They tried this on the mainland too, where they called it the Cultural Revolution

Politically correct historical revisionism comes to Taiwan.

[Chen Mingxi, a 25-year- old Taiwanese graduate student] says the current government went too far when it changed the national exam to include questions on what some students considered aracana of Taiwan's indigenous history, like the one that asked them to name the original language of the Sinkan manuscript, a bible of one of Taiwan's aboriginal tribes.

"We grew up believing that our language is Mandarin and that our history is China's history," he said. "Then some activists just erased China from our past. They want to tear us apart."
I'm appalled. One of the things I love about Taiwan is that it's a glimpse of how Chinese culture and society might have developed had it not been raped by the Great Leap Forward and the Cultural Revolution.

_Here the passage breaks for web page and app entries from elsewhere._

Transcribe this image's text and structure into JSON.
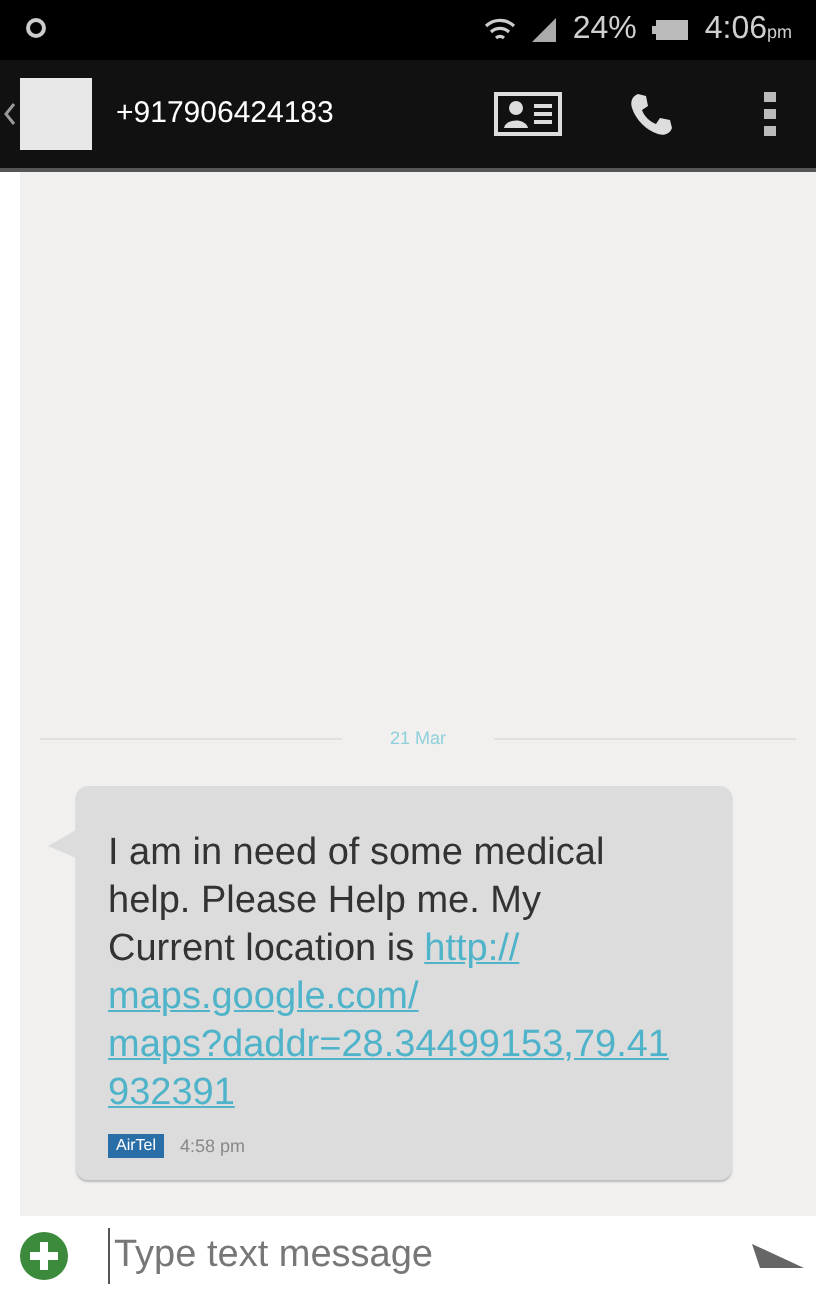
{
  "status_bar": {
    "battery": "24%",
    "time": "4:06",
    "ampm": "pm"
  },
  "header": {
    "contact": "+917906424183"
  },
  "date_divider": "21 Mar",
  "message": {
    "text_lines": [
      "I am in need of some medical",
      "help. Please Help me. My",
      "Current location is"
    ],
    "link_lines": [
      "http://",
      "maps.google.com/",
      "maps?daddr=28.34499153,79.41",
      "932391"
    ],
    "carrier": "AirTel",
    "time": "4:58 pm"
  },
  "composer": {
    "placeholder": "Type text message"
  }
}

Even worse:
William Lo, the leader of Taiwan's Presbyterians, has told the church's 230,000 followers that [DPP presidential candidate] Mr. Chen [Shui-Bian] is the "candidate who is closer to the Christian faith." Mr. Lo's family migrated from China nearly 300 years ago, but he says he has no more connection to China than descendants of Mayflower immigrants in America have to England.
As opposed to his connection to a Levantine Jew 2000 years ago or a bunch of Scottish Calvinists 400 years ago? It's bad enough that American politicians pander to evangelical Christians. Now Taiwanese politicians are too?

When Taiwanese (as opposed to Chinese) identity became popular in the late 1990s, I thought it was a healthy development, an acknowledgement of the de facto state of affairs compared with the KMT adherence to a "One China" policy. Chen Shui-Bian's election in 2000 was the first peaceful democratic transition of power in the 5000-year history of the Chinese people, a moment of which the Chinese people could truly and justly be proud.

But President Chen has taken Taiwanese identity beyond a healthy acknowledgement of reality well into cynical demagoguery.

Wednesday, March 17, 2004

Too many jokes...must mock the English!

Teeth unravel Anglo-Saxon legacy

Doubt, doubt, let it all out

According to Cass Sunstein, the Internet is supposed to give me the ability to "read only what [I] want to read....about only the issues that interest [me], encounter in the op-ed pages only the opinions with which [I] agree."

Professor Sunstein’s thesis gave me some pretty unrealistic expectations of the blogosphere. I had hoped to find writings by people like-minded enough to allow me to “outsource” the development and articulation of my political positions.

No such luck, so it looks like I’m forced to think and write for myself.

When liberals compare their political positions to those of conservatives, they use language better suited for a wine review: complex, nuanced, subtle, sophisticated. The political positions of Noam Chomsky and Michael Moore are many things; nuanced they ain’t. Like a Christian fundamentalist or neconservative, they see the world in terms of Manichaean good and evil; they simply flip the sides. Just over the other side of the dividing line are the libertarians, who at least have the benefit of consistency on noninterference in both economic and personal matters. However, many libertarians are willfully blind to market failures. Besides, people whose pastime is proselytizing for Ayn Rand/Noam Chomsky/Jesus/Muhammad/delete as applicable are terrible company.

I believe that people’s sympathies go first to their families, then to their friends and to others only if there’s any left over. Any society that tries to ignore or, worse, override that universal tendency is bound for failure at best, mass murder at worst. This sounds awfully conservative. At the same time, I believe that the duty of a society is the welfare of its people. This sounds awfully liberal.

Perhaps it would be better to illustrate my beliefs using examples. I’m an admirer or both Swedish social democracy and Singaporean enlightened despotism. I think that the US could do with a little more socialism and that Europe could do with a little less. Above all, I believe that people and their states have to go with what works, and that the policies that work, no matter where they fall on the political spectrum, accept human nature instead of trying to ignore it (as the libertarians do) or rewrite it (as both liberals and conservatives do).